Climate change has undoubtedly had an effect on international relations, not simply in terms of the creation of a divide between the US and the rest of the world, but also between developed and non-developed nations. Developing countries are very open in expressing their desire to benefit from industrialisation (and the huge quantities of carbon emissions that brings), in the same way that developed countries like the US and UK have. Seems fair, but in reality, the global climate cannot cope with this development. Similarly, these developing countries who have not contributed the level of carbon emissions that, for example, the US has, do not feel they should have to pay for the consequences of climate change caused by others. Adding another layer of complexity again, the developing countries that have for the most part not “caused” climate change, are the ones who will bear a large proportion of the first wave of impacts – they are often geographically low-lying with large populations living on the coast, under-resourced and very poor. They are also least able to adapt and mitigate.
There is hope, however. When it was signed, the Paris Agreement itself was coined the world’s greatest diplomatic success, illustrating that imminent transboundary issues such as climate change can result in unprecedented global cooperation. The Paris Agreement also dictates that developed country parties shall provide financial resources to assist developing countries with respect to both mitigation and adaptation. And even though the US government wants to withdraw, many individuals in the country consider this decision and Trump’s inaction to be a slap in the face to the American people. As I said above, Trump announced in June that the US would be pulling out of the Paris Agreement. It is now December and there has been no further movement in this regard.
Moreover, in the months following the rose garden exchange, 14 state governors vowed to continue upholding the Agreement and press ahead with policies to fight global warming. This is enough to meet their share of the Obama Administration’s pledge under the Paris Agreement. Further, even though the US government itself was not present at the latest COP 23 talks held in Bonn last month, a rival US delegation called “We Are Still In”; made up of university presidents, mayors, governors, and business leaders, attended to contribute. They stood in solidarity with international leaders to show the world that US leadership on climate change extends well beyond federal policy.
A massive thank you to Tori and Josh for their hospitality and to Tori especially for running with me and playing tour guide.
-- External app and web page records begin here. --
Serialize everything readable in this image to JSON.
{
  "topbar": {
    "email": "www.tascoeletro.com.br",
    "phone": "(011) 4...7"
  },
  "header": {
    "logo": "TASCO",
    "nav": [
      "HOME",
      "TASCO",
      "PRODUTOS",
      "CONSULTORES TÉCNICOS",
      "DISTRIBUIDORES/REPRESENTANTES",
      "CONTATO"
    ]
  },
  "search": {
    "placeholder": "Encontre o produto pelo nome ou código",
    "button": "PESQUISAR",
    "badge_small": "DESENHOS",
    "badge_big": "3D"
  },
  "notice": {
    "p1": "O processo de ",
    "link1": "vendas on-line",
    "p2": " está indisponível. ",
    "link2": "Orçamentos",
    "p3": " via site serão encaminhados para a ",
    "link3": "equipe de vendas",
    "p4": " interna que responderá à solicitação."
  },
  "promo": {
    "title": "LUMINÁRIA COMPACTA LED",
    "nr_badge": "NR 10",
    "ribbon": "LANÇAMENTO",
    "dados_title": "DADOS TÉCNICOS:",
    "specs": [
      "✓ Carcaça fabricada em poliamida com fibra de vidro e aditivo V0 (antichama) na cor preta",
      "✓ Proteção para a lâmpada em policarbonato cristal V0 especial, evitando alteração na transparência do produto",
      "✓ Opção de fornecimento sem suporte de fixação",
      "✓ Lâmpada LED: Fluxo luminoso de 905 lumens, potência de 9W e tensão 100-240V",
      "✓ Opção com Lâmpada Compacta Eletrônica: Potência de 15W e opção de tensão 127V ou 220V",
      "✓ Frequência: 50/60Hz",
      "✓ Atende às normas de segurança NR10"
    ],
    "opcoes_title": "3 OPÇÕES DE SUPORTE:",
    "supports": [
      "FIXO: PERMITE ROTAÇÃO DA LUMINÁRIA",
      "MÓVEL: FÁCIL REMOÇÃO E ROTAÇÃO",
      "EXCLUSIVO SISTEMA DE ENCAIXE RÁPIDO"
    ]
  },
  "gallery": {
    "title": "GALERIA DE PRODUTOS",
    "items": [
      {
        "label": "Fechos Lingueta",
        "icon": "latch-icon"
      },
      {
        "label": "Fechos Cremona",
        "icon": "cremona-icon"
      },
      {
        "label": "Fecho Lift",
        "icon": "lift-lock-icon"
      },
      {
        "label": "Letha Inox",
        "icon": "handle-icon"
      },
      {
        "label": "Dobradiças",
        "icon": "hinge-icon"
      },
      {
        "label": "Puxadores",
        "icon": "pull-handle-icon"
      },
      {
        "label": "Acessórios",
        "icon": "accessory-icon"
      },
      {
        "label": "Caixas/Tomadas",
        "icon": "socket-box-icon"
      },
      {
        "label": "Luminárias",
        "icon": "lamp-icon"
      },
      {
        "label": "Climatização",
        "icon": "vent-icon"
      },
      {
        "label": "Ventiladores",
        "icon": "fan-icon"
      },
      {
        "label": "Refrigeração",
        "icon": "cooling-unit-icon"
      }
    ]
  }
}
Thanks also to Kat on the lens and on the bike (a dangerous combination that she is learning to master well).